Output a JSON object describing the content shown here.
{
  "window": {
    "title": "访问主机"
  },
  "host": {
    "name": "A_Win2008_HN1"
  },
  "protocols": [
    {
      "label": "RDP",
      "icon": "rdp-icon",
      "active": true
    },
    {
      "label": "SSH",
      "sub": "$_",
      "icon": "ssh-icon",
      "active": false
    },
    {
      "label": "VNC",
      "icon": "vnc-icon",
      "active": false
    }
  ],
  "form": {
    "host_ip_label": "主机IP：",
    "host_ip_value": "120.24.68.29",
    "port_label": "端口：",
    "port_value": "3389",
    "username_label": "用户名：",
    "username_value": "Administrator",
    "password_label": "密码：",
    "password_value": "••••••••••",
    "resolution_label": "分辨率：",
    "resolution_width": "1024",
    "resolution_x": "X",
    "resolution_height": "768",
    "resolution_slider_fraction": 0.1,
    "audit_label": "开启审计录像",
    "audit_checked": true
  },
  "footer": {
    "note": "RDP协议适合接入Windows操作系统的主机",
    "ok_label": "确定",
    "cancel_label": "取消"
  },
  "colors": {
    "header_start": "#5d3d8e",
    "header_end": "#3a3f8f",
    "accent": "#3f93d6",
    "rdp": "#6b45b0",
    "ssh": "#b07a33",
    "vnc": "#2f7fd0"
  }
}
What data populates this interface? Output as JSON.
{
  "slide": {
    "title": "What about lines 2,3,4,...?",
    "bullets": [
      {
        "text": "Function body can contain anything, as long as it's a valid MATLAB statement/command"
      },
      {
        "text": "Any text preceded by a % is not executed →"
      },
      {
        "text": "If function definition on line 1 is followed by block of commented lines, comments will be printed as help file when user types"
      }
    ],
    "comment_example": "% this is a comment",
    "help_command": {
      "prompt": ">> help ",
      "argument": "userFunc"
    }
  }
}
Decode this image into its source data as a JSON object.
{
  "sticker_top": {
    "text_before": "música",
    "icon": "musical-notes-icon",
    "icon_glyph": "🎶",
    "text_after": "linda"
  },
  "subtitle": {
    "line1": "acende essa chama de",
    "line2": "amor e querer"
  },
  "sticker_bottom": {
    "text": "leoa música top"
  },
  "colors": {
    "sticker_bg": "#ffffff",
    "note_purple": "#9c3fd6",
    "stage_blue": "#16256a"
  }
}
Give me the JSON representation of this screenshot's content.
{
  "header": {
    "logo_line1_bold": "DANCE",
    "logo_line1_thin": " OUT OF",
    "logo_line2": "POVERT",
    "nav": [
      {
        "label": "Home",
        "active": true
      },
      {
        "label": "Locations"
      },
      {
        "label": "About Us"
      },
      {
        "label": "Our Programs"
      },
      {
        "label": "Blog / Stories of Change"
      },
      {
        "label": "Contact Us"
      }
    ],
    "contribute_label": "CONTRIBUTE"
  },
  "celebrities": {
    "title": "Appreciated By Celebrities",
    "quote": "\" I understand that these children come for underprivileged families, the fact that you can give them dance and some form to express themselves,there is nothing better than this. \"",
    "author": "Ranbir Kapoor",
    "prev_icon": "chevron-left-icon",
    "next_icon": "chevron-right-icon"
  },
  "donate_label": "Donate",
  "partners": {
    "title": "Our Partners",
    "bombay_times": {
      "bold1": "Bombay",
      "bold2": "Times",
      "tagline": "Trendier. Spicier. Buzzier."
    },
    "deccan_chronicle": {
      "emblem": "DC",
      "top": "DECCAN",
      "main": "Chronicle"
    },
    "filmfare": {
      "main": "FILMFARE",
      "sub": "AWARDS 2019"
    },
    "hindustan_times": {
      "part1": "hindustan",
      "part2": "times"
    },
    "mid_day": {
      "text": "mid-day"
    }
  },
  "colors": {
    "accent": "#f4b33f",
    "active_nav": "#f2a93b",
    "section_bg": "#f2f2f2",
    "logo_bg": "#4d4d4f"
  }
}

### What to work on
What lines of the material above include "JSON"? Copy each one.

### Task response
Output a JSON object describing the content shown here.
What data populates this interface? Output as JSON.
Decode this image into its source data as a JSON object.
Give me the JSON representation of this screenshot's content.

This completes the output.